Drivers operating in the ag industry already have an hours of service exemption that waives them from maintaining records of duty status if they drive within a 150-mile radius of the source of their ag products or livestock.

The agency’s new proposal would expand that to include ag haulers operating unladen vehicles within a 150-mile radius of the load’s source point and after its delivery, meaning the exemption applies to ag haulers operating an unloaded vehicle on their way to pick up a load and after they’ve delivered their load, in addition to while their loaded and in transit. FMCSA defines this change as applying to “a driver operating an unladen commercial motor vehicle…either to a source to pick up an agricultural commodity or on a return trip following delivery of an agricultural load.”

The agency is also accepting comments from industry stakeholders for 30 days — after the date of its publication — regarding whether livestock sale barns and grain elevators should be considered a source of agricultural commodities. “While these facilities are originating points for many agricultural commodity loads, they are not expressly encompassed within the statutory or regulatory terminology of the exception,” says FMCSA.

FMCSA is also accepting feedback on whether ag haulers who pick up partial loads at more than one location should have the 150-mile radius extended from their final pick up, rather than their load’s origin. “Previous informal guidance has been that the air-mile radius is based on the first source….and that additional stops to load additional agricultural commodities do not extend the 150-mile radius,” the agency notes.

Lastly, the agency clarifies that the 150-air-mile radius covers drivers from the source of their load up to 150 air-miles away, regardless of whether their destination is beyond 150 miles from their load’s source. After a driver crosses the 150-mile mark, however, they are then subject to record-keeping requirements and hours of service regs.
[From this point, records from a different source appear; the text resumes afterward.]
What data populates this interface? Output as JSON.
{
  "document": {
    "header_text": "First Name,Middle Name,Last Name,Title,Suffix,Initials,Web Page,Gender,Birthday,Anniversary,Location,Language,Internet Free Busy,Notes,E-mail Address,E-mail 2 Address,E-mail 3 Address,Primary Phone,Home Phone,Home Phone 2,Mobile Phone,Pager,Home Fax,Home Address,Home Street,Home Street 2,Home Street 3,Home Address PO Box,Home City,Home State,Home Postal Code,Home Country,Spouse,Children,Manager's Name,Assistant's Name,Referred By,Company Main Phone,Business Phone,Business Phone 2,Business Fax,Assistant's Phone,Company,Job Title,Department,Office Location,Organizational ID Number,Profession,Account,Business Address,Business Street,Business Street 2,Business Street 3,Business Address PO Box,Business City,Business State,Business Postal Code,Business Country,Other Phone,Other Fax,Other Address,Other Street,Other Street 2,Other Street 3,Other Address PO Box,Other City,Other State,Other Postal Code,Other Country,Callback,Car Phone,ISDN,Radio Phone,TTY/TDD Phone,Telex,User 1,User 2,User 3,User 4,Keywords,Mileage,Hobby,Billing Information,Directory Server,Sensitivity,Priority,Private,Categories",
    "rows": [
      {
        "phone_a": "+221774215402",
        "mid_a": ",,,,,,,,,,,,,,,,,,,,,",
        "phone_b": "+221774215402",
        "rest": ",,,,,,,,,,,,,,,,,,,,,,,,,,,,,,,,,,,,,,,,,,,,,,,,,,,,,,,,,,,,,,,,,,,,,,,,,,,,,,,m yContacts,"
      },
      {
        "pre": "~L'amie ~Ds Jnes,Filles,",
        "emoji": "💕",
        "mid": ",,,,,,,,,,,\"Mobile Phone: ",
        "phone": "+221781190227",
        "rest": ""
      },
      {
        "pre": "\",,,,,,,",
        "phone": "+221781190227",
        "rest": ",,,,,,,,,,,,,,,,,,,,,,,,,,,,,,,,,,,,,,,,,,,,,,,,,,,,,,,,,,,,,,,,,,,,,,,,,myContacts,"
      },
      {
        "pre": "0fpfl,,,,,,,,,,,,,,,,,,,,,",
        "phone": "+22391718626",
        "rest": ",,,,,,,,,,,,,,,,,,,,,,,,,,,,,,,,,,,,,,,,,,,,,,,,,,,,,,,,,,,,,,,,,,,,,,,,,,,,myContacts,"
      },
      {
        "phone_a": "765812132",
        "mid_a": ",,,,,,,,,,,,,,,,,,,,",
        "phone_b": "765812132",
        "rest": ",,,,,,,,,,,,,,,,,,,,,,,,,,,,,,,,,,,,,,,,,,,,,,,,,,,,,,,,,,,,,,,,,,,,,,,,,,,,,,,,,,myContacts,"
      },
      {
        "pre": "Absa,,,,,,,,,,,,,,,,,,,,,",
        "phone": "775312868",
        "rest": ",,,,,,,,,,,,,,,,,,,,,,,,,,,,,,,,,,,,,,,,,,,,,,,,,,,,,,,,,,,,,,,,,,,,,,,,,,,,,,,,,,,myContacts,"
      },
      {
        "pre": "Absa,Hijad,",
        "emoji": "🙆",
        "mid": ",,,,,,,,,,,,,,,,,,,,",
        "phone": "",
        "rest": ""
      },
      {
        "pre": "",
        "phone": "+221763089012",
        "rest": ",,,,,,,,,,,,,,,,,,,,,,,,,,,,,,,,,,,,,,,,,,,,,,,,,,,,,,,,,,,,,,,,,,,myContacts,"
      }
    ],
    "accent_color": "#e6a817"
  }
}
CCJ will publish a link to the formal comment portal once FMCSA has published the documents.

The air-mile radius exemption, passed by Congress in the MAP-21 highway funding act, was meant mostly as a reprieve for those who aren’t drivers by trade, such as farmers transporting their crops to other destinations. But it does apply to drivers who service farms and other agricultural producers, too.